The promise to amend the Olympic Charter to “better articulate human rights responsibilities” (Action 1.1, p.27) can have considerable legal consequences, depending on the outcome and wording of that amendment. It could open up widely the possibility to challenge before the CAS the decisions of the IOC, and beyond of the members of the Olympic movement, on the basis of human rights. This is not, per se, a guarantee that the CAS, which has until now engaged in a very benevolent review of decisions of SGBs on the basis of human rights, will actively embrace this opportunity. Nevertheless, it is a necessary condition for human rights to be more systematically employed to hold accountable the members of the Olympic Movement and challenge their policies. As such, it does not, however, solve other issues, such as the question whether rights-holders external to the Olympic Movement but potentially adversely impacted by it have legal standing under the Olympic Charter (this problem has been discussed in more detail here). Unfortunately, the strategy also does not say much about alternative ways for rights-holders to claim their rights and access remedies. It does not include the objective to remedy human rights harms and instead only the plan to strengthen existing reporting mechanisms in the context of safeguarding (Action 8.1, p.35).

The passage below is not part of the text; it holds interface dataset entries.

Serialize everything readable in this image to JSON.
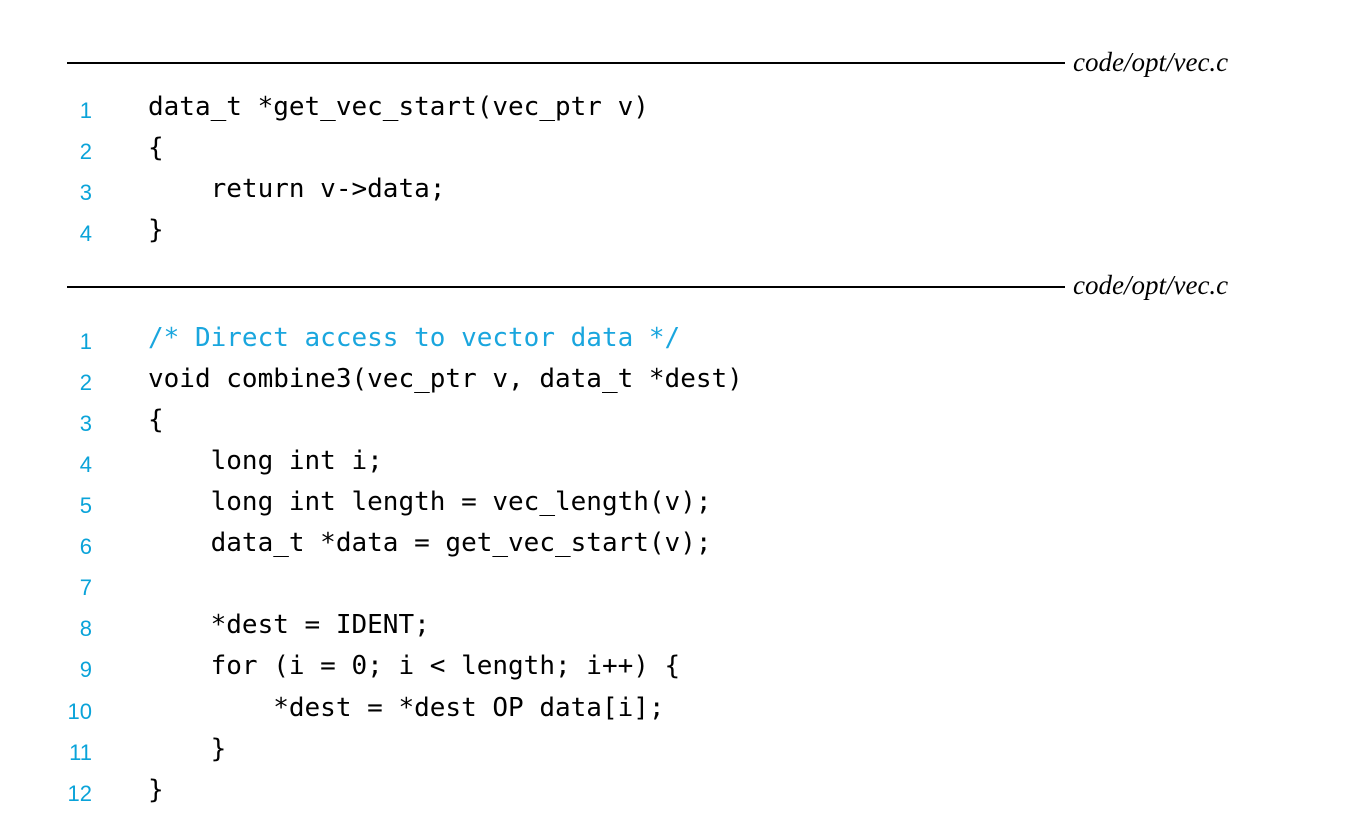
{
  "listing1": {
    "filename": "code/opt/vec.c",
    "lines": [
      {
        "num": "1",
        "text": "data_t *get_vec_start(vec_ptr v)"
      },
      {
        "num": "2",
        "text": "{"
      },
      {
        "num": "3",
        "text": "    return v->data;"
      },
      {
        "num": "4",
        "text": "}"
      }
    ]
  },
  "listing2": {
    "filename": "code/opt/vec.c",
    "lines": [
      {
        "num": "1",
        "text": "/* Direct access to vector data */",
        "kind": "comment"
      },
      {
        "num": "2",
        "text": "void combine3(vec_ptr v, data_t *dest)"
      },
      {
        "num": "3",
        "text": "{"
      },
      {
        "num": "4",
        "text": "    long int i;"
      },
      {
        "num": "5",
        "text": "    long int length = vec_length(v);"
      },
      {
        "num": "6",
        "text": "    data_t *data = get_vec_start(v);"
      },
      {
        "num": "7",
        "text": ""
      },
      {
        "num": "8",
        "text": "    *dest = IDENT;"
      },
      {
        "num": "9",
        "text": "    for (i = 0; i < length; i++) {"
      },
      {
        "num": "10",
        "text": "        *dest = *dest OP data[i];"
      },
      {
        "num": "11",
        "text": "    }"
      },
      {
        "num": "12",
        "text": "}"
      }
    ]
  },
  "colors": {
    "line_number": "#0aa3d9",
    "comment": "#1aa6de",
    "text": "#000000"
  }
}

Ultimately, it is uncertain at this point whether this Strategic Framework will mark a fundamental point of inflexion in the way in which the IOC governs the Olympic Movement and awards and oversees the organization of the Olympic Games. While on paper it contains many commitments which could affect the governance processes of the organisation, much will depend in practice on how these commitments will be implemented. Will the IOC dedicate the necessary resources and rewards for human rights to be taken seriously inside its organisation? How will the IOC conduct HRDD? Who will be consulted (and how) in the process of doing this HRDD? Will the IOC’s Human Rights Advisory Committee be sufficiently independent to hold it accountable? If yes, will it have the space and time necessary to be effective or will it soon be dismantled like the FIFA Human Rights Advisory Board? Will the human rights criteria to select host cities really gain bite or will they remain merely incantations? Can these human rights commitments overcome the fundamental governance flaws that plague the IOC, and in particular the lack of democratic legitimacy and representativeness of its executives? Time and research will help answer many of these questions.

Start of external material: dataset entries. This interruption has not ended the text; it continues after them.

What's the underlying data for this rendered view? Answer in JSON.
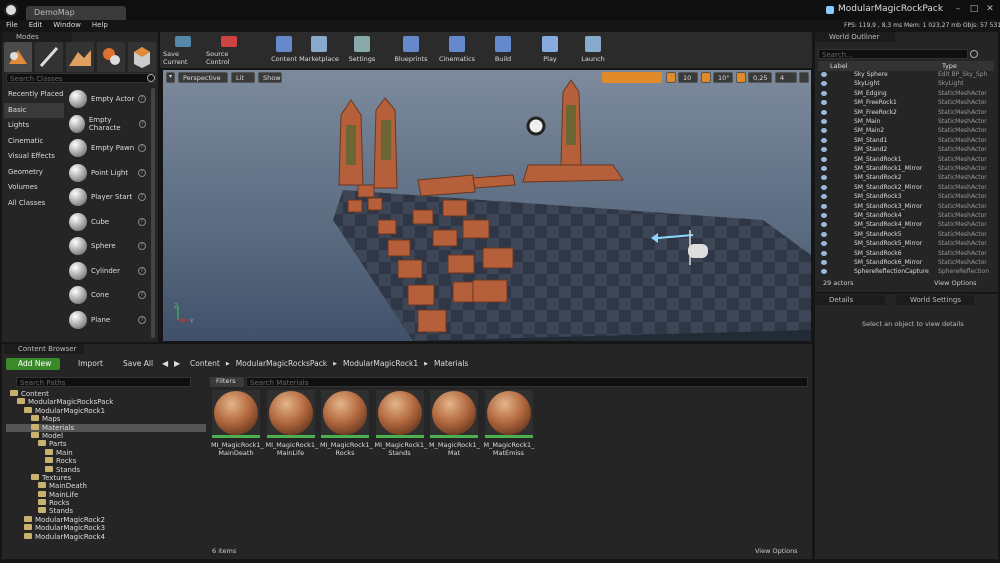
{
  "window": {
    "doc_tab": "DemoMap",
    "project_name": "ModularMagicRockPack"
  },
  "menu": [
    "File",
    "Edit",
    "Window",
    "Help"
  ],
  "stats": {
    "text": "FPS: 119,9 ,  8,3 ms   Mem: 1 023,27 mb   Objs: 57 531"
  },
  "modes": {
    "tab_label": "Modes",
    "search_placeholder": "Search Classes",
    "categories": [
      "Recently Placed",
      "Basic",
      "Lights",
      "Cinematic",
      "Visual Effects",
      "Geometry",
      "Volumes",
      "All Classes"
    ],
    "selected_category": "Basic",
    "items": [
      "Empty Actor",
      "Empty Characte",
      "Empty Pawn",
      "Point Light",
      "Player Start",
      "Cube",
      "Sphere",
      "Cylinder",
      "Cone",
      "Plane"
    ]
  },
  "toolbar": {
    "buttons": [
      "Save Current",
      "Source Control",
      "Content",
      "Marketplace",
      "Settings",
      "Blueprints",
      "Cinematics",
      "Build",
      "Play",
      "Launch"
    ]
  },
  "viewport": {
    "perspective": "Perspective",
    "lit": "Lit",
    "show": "Show",
    "grid_snap": "10",
    "rot_snap": "10°",
    "scale_snap": "0,25",
    "cam_speed": "4",
    "axis_x": "X",
    "axis_y": "Y",
    "axis_z": "Z"
  },
  "outliner": {
    "tab_label": "World Outliner",
    "search_placeholder": "Search...",
    "col_label": "Label",
    "col_type": "Type",
    "rows": [
      {
        "name": "Sky Sphere",
        "type": "Edit BP_Sky_Sph"
      },
      {
        "name": "SkyLight",
        "type": "SkyLight"
      },
      {
        "name": "SM_Edging",
        "type": "StaticMeshActor"
      },
      {
        "name": "SM_FreeRock1",
        "type": "StaticMeshActor"
      },
      {
        "name": "SM_FreeRock2",
        "type": "StaticMeshActor"
      },
      {
        "name": "SM_Main",
        "type": "StaticMeshActor"
      },
      {
        "name": "SM_Main2",
        "type": "StaticMeshActor"
      },
      {
        "name": "SM_Stand1",
        "type": "StaticMeshActor"
      },
      {
        "name": "SM_Stand2",
        "type": "StaticMeshActor"
      },
      {
        "name": "SM_StandRock1",
        "type": "StaticMeshActor"
      },
      {
        "name": "SM_StandRock1_Mirror",
        "type": "StaticMeshActor"
      },
      {
        "name": "SM_StandRock2",
        "type": "StaticMeshActor"
      },
      {
        "name": "SM_StandRock2_Mirror",
        "type": "StaticMeshActor"
      },
      {
        "name": "SM_StandRock3",
        "type": "StaticMeshActor"
      },
      {
        "name": "SM_StandRock3_Mirror",
        "type": "StaticMeshActor"
      },
      {
        "name": "SM_StandRock4",
        "type": "StaticMeshActor"
      },
      {
        "name": "SM_StandRock4_Mirror",
        "type": "StaticMeshActor"
      },
      {
        "name": "SM_StandRock5",
        "type": "StaticMeshActor"
      },
      {
        "name": "SM_StandRock5_Mirror",
        "type": "StaticMeshActor"
      },
      {
        "name": "SM_StandRock6",
        "type": "StaticMeshActor"
      },
      {
        "name": "SM_StandRock6_Mirror",
        "type": "StaticMeshActor"
      },
      {
        "name": "SphereReflectionCapture",
        "type": "SphereReflection"
      }
    ],
    "count": "29 actors",
    "view_options": "View Options"
  },
  "details": {
    "tab_details": "Details",
    "tab_world": "World Settings",
    "empty_msg": "Select an object to view details"
  },
  "content_browser": {
    "tab_label": "Content Browser",
    "add_new": "Add New",
    "import": "Import",
    "save_all": "Save All",
    "breadcrumbs": [
      "Content",
      "ModularMagicRocksPack",
      "ModularMagicRock1",
      "Materials"
    ],
    "search_paths": "Search Paths",
    "filters": "Filters",
    "search_materials": "Search Materials",
    "tree": [
      {
        "label": "Content",
        "depth": 0
      },
      {
        "label": "ModularMagicRocksPack",
        "depth": 1
      },
      {
        "label": "ModularMagicRock1",
        "depth": 2
      },
      {
        "label": "Maps",
        "depth": 3
      },
      {
        "label": "Materials",
        "depth": 3
      },
      {
        "label": "Model",
        "depth": 3
      },
      {
        "label": "Parts",
        "depth": 4
      },
      {
        "label": "Main",
        "depth": 5
      },
      {
        "label": "Rocks",
        "depth": 5
      },
      {
        "label": "Stands",
        "depth": 5
      },
      {
        "label": "Textures",
        "depth": 3
      },
      {
        "label": "MainDeath",
        "depth": 4
      },
      {
        "label": "MainLife",
        "depth": 4
      },
      {
        "label": "Rocks",
        "depth": 4
      },
      {
        "label": "Stands",
        "depth": 4
      },
      {
        "label": "ModularMagicRock2",
        "depth": 2
      },
      {
        "label": "ModularMagicRock3",
        "depth": 2
      },
      {
        "label": "ModularMagicRock4",
        "depth": 2
      }
    ],
    "assets": [
      {
        "l1": "MI_MagicRock1_",
        "l2": "MainDeath"
      },
      {
        "l1": "MI_MagicRock1_",
        "l2": "MainLife"
      },
      {
        "l1": "MI_MagicRock1_",
        "l2": "Rocks"
      },
      {
        "l1": "MI_MagicRock1_",
        "l2": "Stands"
      },
      {
        "l1": "M_MagicRock1_",
        "l2": "Mat"
      },
      {
        "l1": "M_MagicRock1_",
        "l2": "MatEmiss"
      }
    ],
    "item_count": "6 items",
    "view_options": "View Options"
  }
}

For now, we can say for sure that after the publication of this framework it will be increasingly difficult to argue that human rights are not part of lex sportiva and applicable to SGBs, as for example the World Athletics did after the Caster Semenya award. A few years ago, the late Prof. John Ruggie referred to his work advising FIFA to adopt and implement human rights commitments as “adding human rights punch to the lex mercatoria”, he probably should have referred in his title to lex sportiva. In any event, the IOC’s Strategic Framework follows a similar path, the fundamental question being how strong the punch will ultimately be.